Write down each entry again, exactly as it reads.
+-------+
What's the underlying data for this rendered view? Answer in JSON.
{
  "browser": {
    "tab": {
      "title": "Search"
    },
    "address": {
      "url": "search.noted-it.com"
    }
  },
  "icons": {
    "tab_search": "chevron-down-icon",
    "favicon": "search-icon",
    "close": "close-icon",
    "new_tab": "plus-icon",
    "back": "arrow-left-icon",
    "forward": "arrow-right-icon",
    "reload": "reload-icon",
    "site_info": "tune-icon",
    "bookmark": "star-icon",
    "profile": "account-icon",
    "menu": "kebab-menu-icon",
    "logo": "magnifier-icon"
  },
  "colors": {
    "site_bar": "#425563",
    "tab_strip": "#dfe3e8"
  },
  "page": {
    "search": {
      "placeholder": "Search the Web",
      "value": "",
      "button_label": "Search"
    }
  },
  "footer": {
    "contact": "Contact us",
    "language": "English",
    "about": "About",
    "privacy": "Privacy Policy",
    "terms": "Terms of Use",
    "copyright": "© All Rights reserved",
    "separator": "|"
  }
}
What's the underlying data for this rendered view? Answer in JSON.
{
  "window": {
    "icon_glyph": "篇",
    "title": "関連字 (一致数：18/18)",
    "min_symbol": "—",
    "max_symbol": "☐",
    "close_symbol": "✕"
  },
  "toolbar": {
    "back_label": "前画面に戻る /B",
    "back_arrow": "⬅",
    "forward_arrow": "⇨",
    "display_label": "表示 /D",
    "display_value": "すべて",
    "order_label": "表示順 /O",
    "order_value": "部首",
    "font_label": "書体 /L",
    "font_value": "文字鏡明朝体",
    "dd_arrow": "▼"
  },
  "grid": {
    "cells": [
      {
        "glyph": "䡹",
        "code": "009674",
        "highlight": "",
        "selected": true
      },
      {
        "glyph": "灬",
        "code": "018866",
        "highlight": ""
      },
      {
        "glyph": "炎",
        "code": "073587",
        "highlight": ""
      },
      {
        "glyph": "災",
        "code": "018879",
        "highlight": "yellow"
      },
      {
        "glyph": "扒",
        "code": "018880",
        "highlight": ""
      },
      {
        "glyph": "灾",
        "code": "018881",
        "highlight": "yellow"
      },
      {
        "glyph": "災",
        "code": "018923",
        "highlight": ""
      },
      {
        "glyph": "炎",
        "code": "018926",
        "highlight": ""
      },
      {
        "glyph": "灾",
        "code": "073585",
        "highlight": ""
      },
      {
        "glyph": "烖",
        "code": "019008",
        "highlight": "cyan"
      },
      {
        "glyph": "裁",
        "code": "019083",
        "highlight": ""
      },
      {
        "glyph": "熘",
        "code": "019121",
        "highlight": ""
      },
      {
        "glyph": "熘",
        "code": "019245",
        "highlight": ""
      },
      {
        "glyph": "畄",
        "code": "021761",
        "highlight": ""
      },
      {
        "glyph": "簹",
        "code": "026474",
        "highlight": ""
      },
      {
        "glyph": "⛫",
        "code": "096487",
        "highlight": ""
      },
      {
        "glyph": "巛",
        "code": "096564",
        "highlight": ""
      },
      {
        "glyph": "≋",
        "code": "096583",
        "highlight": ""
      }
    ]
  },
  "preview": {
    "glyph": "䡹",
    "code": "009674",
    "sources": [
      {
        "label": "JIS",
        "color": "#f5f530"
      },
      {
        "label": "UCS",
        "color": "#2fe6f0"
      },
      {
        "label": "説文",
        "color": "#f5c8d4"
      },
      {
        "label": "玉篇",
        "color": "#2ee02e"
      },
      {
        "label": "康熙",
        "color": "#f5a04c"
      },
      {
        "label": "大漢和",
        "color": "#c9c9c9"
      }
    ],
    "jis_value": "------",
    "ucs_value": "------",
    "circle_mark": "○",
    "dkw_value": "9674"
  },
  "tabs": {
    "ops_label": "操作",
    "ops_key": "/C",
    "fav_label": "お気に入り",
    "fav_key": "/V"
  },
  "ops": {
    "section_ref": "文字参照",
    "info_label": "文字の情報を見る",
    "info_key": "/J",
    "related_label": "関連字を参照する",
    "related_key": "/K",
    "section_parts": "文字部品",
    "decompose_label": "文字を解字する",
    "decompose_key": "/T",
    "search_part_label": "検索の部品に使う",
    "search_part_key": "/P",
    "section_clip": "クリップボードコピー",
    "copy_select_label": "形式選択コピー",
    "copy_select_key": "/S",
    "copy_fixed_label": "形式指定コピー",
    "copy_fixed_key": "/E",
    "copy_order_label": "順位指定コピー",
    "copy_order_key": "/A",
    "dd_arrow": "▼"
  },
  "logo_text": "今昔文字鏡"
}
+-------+
# Exercise response:
What's the underlying data for this rendered view? Answer in JSON.
{
  "browser": {
    "tab": {
      "title": "Search"
    },
    "address": {
      "url": "search.noted-it.com"
    }
  },
  "icons": {
    "tab_search": "chevron-down-icon",
    "favicon": "search-icon",
    "close": "close-icon",
    "new_tab": "plus-icon",
    "back": "arrow-left-icon",
    "forward": "arrow-right-icon",
    "reload": "reload-icon",
    "site_info": "tune-icon",
    "bookmark": "star-icon",
    "profile": "account-icon",
    "menu": "kebab-menu-icon",
    "logo": "magnifier-icon"
  },
  "colors": {
    "site_bar": "#425563",
    "tab_strip": "#dfe3e8"
  },
  "page": {
    "search": {
      "placeholder": "Search the Web",
      "value": "",
      "button_label": "Search"
    }
  },
  "footer": {
    "contact": "Contact us",
    "language": "English",
    "about": "About",
    "privacy": "Privacy Policy",
    "terms": "Terms of Use",
    "copyright": "© All Rights reserved",
    "separator": "|"
  }
}
What's the underlying data for this rendered view? Answer in JSON.
{
  "window": {
    "icon_glyph": "篇",
    "title": "関連字 (一致数：18/18)",
    "min_symbol": "—",
    "max_symbol": "☐",
    "close_symbol": "✕"
  },
  "toolbar": {
    "back_label": "前画面に戻る /B",
    "back_arrow": "⬅",
    "forward_arrow": "⇨",
    "display_label": "表示 /D",
    "display_value": "すべて",
    "order_label": "表示順 /O",
    "order_value": "部首",
    "font_label": "書体 /L",
    "font_value": "文字鏡明朝体",
    "dd_arrow": "▼"
  },
  "grid": {
    "cells": [
      {
        "glyph": "䡹",
        "code": "009674",
        "highlight": "",
        "selected": true
      },
      {
        "glyph": "灬",
        "code": "018866",
        "highlight": ""
      },
      {
        "glyph": "炎",
        "code": "073587",
        "highlight": ""
      },
      {
        "glyph": "災",
        "code": "018879",
        "highlight": "yellow"
      },
      {
        "glyph": "扒",
        "code": "018880",
        "highlight": ""
      },
      {
        "glyph": "灾",
        "code": "018881",
        "highlight": "yellow"
      },
      {
        "glyph": "災",
        "code": "018923",
        "highlight": ""
      },
      {
        "glyph": "炎",
        "code": "018926",
        "highlight": ""
      },
      {
        "glyph": "灾",
        "code": "073585",
        "highlight": ""
      },
      {
        "glyph": "烖",
        "code": "019008",
        "highlight": "cyan"
      },
      {
        "glyph": "裁",
        "code": "019083",
        "highlight": ""
      },
      {
        "glyph": "熘",
        "code": "019121",
        "highlight": ""
      },
      {
        "glyph": "熘",
        "code": "019245",
        "highlight": ""
      },
      {
        "glyph": "畄",
        "code": "021761",
        "highlight": ""
      },
      {
        "glyph": "簹",
        "code": "026474",
        "highlight": ""
      },
      {
        "glyph": "⛫",
        "code": "096487",
        "highlight": ""
      },
      {
        "glyph": "巛",
        "code": "096564",
        "highlight": ""
      },
      {
        "glyph": "≋",
        "code": "096583",
        "highlight": ""
      }
    ]
  },
  "preview": {
    "glyph": "䡹",
    "code": "009674",
    "sources": [
      {
        "label": "JIS",
        "color": "#f5f530"
      },
      {
        "label": "UCS",
        "color": "#2fe6f0"
      },
      {
        "label": "説文",
        "color": "#f5c8d4"
      },
      {
        "label": "玉篇",
        "color": "#2ee02e"
      },
      {
        "label": "康熙",
        "color": "#f5a04c"
      },
      {
        "label": "大漢和",
        "color": "#c9c9c9"
      }
    ],
    "jis_value": "------",
    "ucs_value": "------",
    "circle_mark": "○",
    "dkw_value": "9674"
  },
  "tabs": {
    "ops_label": "操作",
    "ops_key": "/C",
    "fav_label": "お気に入り",
    "fav_key": "/V"
  },
  "ops": {
    "section_ref": "文字参照",
    "info_label": "文字の情報を見る",
    "info_key": "/J",
    "related_label": "関連字を参照する",
    "related_key": "/K",
    "section_parts": "文字部品",
    "decompose_label": "文字を解字する",
    "decompose_key": "/T",
    "search_part_label": "検索の部品に使う",
    "search_part_key": "/P",
    "section_clip": "クリップボードコピー",
    "copy_select_label": "形式選択コピー",
    "copy_select_key": "/S",
    "copy_fixed_label": "形式指定コピー",
    "copy_fixed_key": "/E",
    "copy_order_label": "順位指定コピー",
    "copy_order_key": "/A",
    "dd_arrow": "▼"
  },
  "logo_text": "今昔文字鏡"
}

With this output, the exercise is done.